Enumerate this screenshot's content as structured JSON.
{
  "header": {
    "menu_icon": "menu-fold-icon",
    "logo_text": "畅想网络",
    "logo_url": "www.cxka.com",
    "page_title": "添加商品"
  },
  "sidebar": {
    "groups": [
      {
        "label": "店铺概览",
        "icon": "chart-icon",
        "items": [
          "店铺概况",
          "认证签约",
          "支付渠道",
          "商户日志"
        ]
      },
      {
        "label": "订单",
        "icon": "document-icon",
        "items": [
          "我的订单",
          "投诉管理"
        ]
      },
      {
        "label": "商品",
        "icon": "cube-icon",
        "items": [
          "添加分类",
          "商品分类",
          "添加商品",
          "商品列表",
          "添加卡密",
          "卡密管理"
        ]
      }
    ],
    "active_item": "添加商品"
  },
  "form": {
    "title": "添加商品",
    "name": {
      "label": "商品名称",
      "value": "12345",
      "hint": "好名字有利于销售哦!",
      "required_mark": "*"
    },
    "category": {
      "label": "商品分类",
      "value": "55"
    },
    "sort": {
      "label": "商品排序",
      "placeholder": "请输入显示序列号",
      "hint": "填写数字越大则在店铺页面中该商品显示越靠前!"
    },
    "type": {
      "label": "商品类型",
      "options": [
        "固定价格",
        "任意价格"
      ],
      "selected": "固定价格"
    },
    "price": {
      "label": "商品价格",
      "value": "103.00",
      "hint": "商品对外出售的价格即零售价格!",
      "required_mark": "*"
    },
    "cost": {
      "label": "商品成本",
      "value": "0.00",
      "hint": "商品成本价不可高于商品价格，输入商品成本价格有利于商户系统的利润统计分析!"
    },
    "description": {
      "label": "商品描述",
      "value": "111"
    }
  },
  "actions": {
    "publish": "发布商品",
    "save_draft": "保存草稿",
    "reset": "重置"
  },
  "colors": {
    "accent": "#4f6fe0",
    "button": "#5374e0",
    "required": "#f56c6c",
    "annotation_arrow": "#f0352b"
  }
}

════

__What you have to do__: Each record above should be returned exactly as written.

__Your response__:
Enumerate this screenshot's content as structured JSON.
{
  "header": {
    "menu_icon": "menu-fold-icon",
    "logo_text": "畅想网络",
    "logo_url": "www.cxka.com",
    "page_title": "添加商品"
  },
  "sidebar": {
    "groups": [
      {
        "label": "店铺概览",
        "icon": "chart-icon",
        "items": [
          "店铺概况",
          "认证签约",
          "支付渠道",
          "商户日志"
        ]
      },
      {
        "label": "订单",
        "icon": "document-icon",
        "items": [
          "我的订单",
          "投诉管理"
        ]
      },
      {
        "label": "商品",
        "icon": "cube-icon",
        "items": [
          "添加分类",
          "商品分类",
          "添加商品",
          "商品列表",
          "添加卡密",
          "卡密管理"
        ]
      }
    ],
    "active_item": "添加商品"
  },
  "form": {
    "title": "添加商品",
    "name": {
      "label": "商品名称",
      "value": "12345",
      "hint": "好名字有利于销售哦!",
      "required_mark": "*"
    },
    "category": {
      "label": "商品分类",
      "value": "55"
    },
    "sort": {
      "label": "商品排序",
      "placeholder": "请输入显示序列号",
      "hint": "填写数字越大则在店铺页面中该商品显示越靠前!"
    },
    "type": {
      "label": "商品类型",
      "options": [
        "固定价格",
        "任意价格"
      ],
      "selected": "固定价格"
    },
    "price": {
      "label": "商品价格",
      "value": "103.00",
      "hint": "商品对外出售的价格即零售价格!",
      "required_mark": "*"
    },
    "cost": {
      "label": "商品成本",
      "value": "0.00",
      "hint": "商品成本价不可高于商品价格，输入商品成本价格有利于商户系统的利润统计分析!"
    },
    "description": {
      "label": "商品描述",
      "value": "111"
    }
  },
  "actions": {
    "publish": "发布商品",
    "save_draft": "保存草稿",
    "reset": "重置"
  },
  "colors": {
    "accent": "#4f6fe0",
    "button": "#5374e0",
    "required": "#f56c6c",
    "annotation_arrow": "#f0352b"
  }
}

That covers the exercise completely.